#### [About this task]
Restate the entries below word for word, leaving nothing out.

(Data records for software interfaces)
* * * * *

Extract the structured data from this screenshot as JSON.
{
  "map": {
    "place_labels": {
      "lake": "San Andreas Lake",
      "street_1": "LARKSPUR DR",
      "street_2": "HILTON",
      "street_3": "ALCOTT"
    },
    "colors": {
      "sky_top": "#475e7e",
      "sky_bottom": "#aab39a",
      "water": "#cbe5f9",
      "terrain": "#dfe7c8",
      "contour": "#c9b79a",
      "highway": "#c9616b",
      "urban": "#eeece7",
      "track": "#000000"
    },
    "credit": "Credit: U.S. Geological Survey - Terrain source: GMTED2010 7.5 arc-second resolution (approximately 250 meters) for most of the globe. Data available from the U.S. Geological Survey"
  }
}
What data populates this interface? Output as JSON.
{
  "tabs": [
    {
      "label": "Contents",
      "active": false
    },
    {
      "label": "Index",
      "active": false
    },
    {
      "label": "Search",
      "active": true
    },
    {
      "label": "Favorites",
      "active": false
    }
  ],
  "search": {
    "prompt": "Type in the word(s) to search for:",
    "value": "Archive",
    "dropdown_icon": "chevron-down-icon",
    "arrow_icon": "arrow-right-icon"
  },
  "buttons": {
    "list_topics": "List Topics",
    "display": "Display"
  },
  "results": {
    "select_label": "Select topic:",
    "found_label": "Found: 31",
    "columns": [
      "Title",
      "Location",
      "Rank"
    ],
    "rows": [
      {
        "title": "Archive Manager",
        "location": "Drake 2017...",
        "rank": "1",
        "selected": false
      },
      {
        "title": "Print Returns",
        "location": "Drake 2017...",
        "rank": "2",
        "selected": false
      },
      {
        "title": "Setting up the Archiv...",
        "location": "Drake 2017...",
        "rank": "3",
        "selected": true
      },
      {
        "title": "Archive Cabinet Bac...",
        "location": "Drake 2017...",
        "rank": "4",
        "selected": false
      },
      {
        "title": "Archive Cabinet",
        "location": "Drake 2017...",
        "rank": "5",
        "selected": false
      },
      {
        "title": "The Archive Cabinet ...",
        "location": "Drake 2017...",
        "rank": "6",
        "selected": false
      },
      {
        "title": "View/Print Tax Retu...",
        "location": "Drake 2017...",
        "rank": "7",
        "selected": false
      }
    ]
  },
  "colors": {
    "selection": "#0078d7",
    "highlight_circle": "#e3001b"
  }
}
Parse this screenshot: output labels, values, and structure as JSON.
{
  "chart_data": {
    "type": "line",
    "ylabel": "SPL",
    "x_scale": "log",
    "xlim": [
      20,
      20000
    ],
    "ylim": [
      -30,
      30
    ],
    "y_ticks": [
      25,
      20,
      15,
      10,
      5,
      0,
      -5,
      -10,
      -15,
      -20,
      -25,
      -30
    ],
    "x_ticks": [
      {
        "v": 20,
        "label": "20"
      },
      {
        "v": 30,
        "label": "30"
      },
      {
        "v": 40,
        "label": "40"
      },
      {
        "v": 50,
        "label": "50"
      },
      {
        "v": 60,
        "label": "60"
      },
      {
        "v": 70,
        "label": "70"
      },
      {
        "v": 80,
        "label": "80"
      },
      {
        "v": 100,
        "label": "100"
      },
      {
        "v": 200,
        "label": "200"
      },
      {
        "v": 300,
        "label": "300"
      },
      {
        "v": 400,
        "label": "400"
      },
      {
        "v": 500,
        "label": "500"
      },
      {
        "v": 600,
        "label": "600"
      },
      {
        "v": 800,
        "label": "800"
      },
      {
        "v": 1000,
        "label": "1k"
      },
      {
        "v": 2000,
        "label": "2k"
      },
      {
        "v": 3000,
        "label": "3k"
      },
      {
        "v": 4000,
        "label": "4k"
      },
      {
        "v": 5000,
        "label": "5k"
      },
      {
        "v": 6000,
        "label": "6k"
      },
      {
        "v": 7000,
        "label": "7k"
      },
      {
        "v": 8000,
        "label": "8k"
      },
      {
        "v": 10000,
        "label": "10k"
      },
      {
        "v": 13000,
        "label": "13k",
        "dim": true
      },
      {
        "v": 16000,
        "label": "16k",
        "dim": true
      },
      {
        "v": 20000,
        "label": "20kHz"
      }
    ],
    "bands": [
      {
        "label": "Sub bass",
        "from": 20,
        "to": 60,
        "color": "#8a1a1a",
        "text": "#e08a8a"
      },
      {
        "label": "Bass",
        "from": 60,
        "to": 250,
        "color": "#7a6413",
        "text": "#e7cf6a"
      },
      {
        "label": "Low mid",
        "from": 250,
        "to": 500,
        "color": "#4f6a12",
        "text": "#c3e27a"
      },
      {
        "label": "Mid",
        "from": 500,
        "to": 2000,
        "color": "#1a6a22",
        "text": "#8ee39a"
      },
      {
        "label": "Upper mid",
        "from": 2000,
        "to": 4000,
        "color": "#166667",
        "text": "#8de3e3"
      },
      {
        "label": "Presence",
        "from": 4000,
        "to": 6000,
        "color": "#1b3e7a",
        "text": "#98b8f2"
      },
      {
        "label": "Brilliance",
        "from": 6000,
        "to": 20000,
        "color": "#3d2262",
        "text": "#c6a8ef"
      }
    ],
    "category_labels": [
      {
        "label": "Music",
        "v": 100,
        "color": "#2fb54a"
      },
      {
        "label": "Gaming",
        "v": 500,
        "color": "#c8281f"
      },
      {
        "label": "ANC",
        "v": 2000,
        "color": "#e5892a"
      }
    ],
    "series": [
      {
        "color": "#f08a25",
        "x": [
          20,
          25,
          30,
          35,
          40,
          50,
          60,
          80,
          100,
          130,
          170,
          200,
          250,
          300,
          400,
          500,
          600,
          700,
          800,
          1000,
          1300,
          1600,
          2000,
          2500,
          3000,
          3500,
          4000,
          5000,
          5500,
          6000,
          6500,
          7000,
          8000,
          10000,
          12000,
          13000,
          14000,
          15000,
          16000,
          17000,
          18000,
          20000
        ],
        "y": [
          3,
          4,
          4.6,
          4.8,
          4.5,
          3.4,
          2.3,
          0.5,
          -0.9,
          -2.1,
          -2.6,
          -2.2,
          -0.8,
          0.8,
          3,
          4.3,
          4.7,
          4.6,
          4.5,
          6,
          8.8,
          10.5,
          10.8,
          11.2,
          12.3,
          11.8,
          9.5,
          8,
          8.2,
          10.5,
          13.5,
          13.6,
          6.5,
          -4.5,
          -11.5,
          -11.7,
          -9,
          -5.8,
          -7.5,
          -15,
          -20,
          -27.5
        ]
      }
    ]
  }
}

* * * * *

#### [Response area]
Extract the structured data from this screenshot as JSON.
{
  "map": {
    "place_labels": {
      "lake": "San Andreas Lake",
      "street_1": "LARKSPUR DR",
      "street_2": "HILTON",
      "street_3": "ALCOTT"
    },
    "colors": {
      "sky_top": "#475e7e",
      "sky_bottom": "#aab39a",
      "water": "#cbe5f9",
      "terrain": "#dfe7c8",
      "contour": "#c9b79a",
      "highway": "#c9616b",
      "urban": "#eeece7",
      "track": "#000000"
    },
    "credit": "Credit: U.S. Geological Survey - Terrain source: GMTED2010 7.5 arc-second resolution (approximately 250 meters) for most of the globe. Data available from the U.S. Geological Survey"
  }
}
What data populates this interface? Output as JSON.
{
  "tabs": [
    {
      "label": "Contents",
      "active": false
    },
    {
      "label": "Index",
      "active": false
    },
    {
      "label": "Search",
      "active": true
    },
    {
      "label": "Favorites",
      "active": false
    }
  ],
  "search": {
    "prompt": "Type in the word(s) to search for:",
    "value": "Archive",
    "dropdown_icon": "chevron-down-icon",
    "arrow_icon": "arrow-right-icon"
  },
  "buttons": {
    "list_topics": "List Topics",
    "display": "Display"
  },
  "results": {
    "select_label": "Select topic:",
    "found_label": "Found: 31",
    "columns": [
      "Title",
      "Location",
      "Rank"
    ],
    "rows": [
      {
        "title": "Archive Manager",
        "location": "Drake 2017...",
        "rank": "1",
        "selected": false
      },
      {
        "title": "Print Returns",
        "location": "Drake 2017...",
        "rank": "2",
        "selected": false
      },
      {
        "title": "Setting up the Archiv...",
        "location": "Drake 2017...",
        "rank": "3",
        "selected": true
      },
      {
        "title": "Archive Cabinet Bac...",
        "location": "Drake 2017...",
        "rank": "4",
        "selected": false
      },
      {
        "title": "Archive Cabinet",
        "location": "Drake 2017...",
        "rank": "5",
        "selected": false
      },
      {
        "title": "The Archive Cabinet ...",
        "location": "Drake 2017...",
        "rank": "6",
        "selected": false
      },
      {
        "title": "View/Print Tax Retu...",
        "location": "Drake 2017...",
        "rank": "7",
        "selected": false
      }
    ]
  },
  "colors": {
    "selection": "#0078d7",
    "highlight_circle": "#e3001b"
  }
}
Parse this screenshot: output labels, values, and structure as JSON.
{
  "chart_data": {
    "type": "line",
    "ylabel": "SPL",
    "x_scale": "log",
    "xlim": [
      20,
      20000
    ],
    "ylim": [
      -30,
      30
    ],
    "y_ticks": [
      25,
      20,
      15,
      10,
      5,
      0,
      -5,
      -10,
      -15,
      -20,
      -25,
      -30
    ],
    "x_ticks": [
      {
        "v": 20,
        "label": "20"
      },
      {
        "v": 30,
        "label": "30"
      },
      {
        "v": 40,
        "label": "40"
      },
      {
        "v": 50,
        "label": "50"
      },
      {
        "v": 60,
        "label": "60"
      },
      {
        "v": 70,
        "label": "70"
      },
      {
        "v": 80,
        "label": "80"
      },
      {
        "v": 100,
        "label": "100"
      },
      {
        "v": 200,
        "label": "200"
      },
      {
        "v": 300,
        "label": "300"
      },
      {
        "v": 400,
        "label": "400"
      },
      {
        "v": 500,
        "label": "500"
      },
      {
        "v": 600,
        "label": "600"
      },
      {
        "v": 800,
        "label": "800"
      },
      {
        "v": 1000,
        "label": "1k"
      },
      {
        "v": 2000,
        "label": "2k"
      },
      {
        "v": 3000,
        "label": "3k"
      },
      {
        "v": 4000,
        "label": "4k"
      },
      {
        "v": 5000,
        "label": "5k"
      },
      {
        "v": 6000,
        "label": "6k"
      },
      {
        "v": 7000,
        "label": "7k"
      },
      {
        "v": 8000,
        "label": "8k"
      },
      {
        "v": 10000,
        "label": "10k"
      },
      {
        "v": 13000,
        "label": "13k",
        "dim": true
      },
      {
        "v": 16000,
        "label": "16k",
        "dim": true
      },
      {
        "v": 20000,
        "label": "20kHz"
      }
    ],
    "bands": [
      {
        "label": "Sub bass",
        "from": 20,
        "to": 60,
        "color": "#8a1a1a",
        "text": "#e08a8a"
      },
      {
        "label": "Bass",
        "from": 60,
        "to": 250,
        "color": "#7a6413",
        "text": "#e7cf6a"
      },
      {
        "label": "Low mid",
        "from": 250,
        "to": 500,
        "color": "#4f6a12",
        "text": "#c3e27a"
      },
      {
        "label": "Mid",
        "from": 500,
        "to": 2000,
        "color": "#1a6a22",
        "text": "#8ee39a"
      },
      {
        "label": "Upper mid",
        "from": 2000,
        "to": 4000,
        "color": "#166667",
        "text": "#8de3e3"
      },
      {
        "label": "Presence",
        "from": 4000,
        "to": 6000,
        "color": "#1b3e7a",
        "text": "#98b8f2"
      },
      {
        "label": "Brilliance",
        "from": 6000,
        "to": 20000,
        "color": "#3d2262",
        "text": "#c6a8ef"
      }
    ],
    "category_labels": [
      {
        "label": "Music",
        "v": 100,
        "color": "#2fb54a"
      },
      {
        "label": "Gaming",
        "v": 500,
        "color": "#c8281f"
      },
      {
        "label": "ANC",
        "v": 2000,
        "color": "#e5892a"
      }
    ],
    "series": [
      {
        "color": "#f08a25",
        "x": [
          20,
          25,
          30,
          35,
          40,
          50,
          60,
          80,
          100,
          130,
          170,
          200,
          250,
          300,
          400,
          500,
          600,
          700,
          800,
          1000,
          1300,
          1600,
          2000,
          2500,
          3000,
          3500,
          4000,
          5000,
          5500,
          6000,
          6500,
          7000,
          8000,
          10000,
          12000,
          13000,
          14000,
          15000,
          16000,
          17000,
          18000,
          20000
        ],
        "y": [
          3,
          4,
          4.6,
          4.8,
          4.5,
          3.4,
          2.3,
          0.5,
          -0.9,
          -2.1,
          -2.6,
          -2.2,
          -0.8,
          0.8,
          3,
          4.3,
          4.7,
          4.6,
          4.5,
          6,
          8.8,
          10.5,
          10.8,
          11.2,
          12.3,
          11.8,
          9.5,
          8,
          8.2,
          10.5,
          13.5,
          13.6,
          6.5,
          -4.5,
          -11.5,
          -11.7,
          -9,
          -5.8,
          -7.5,
          -15,
          -20,
          -27.5
        ]
      }
    ]
  }
}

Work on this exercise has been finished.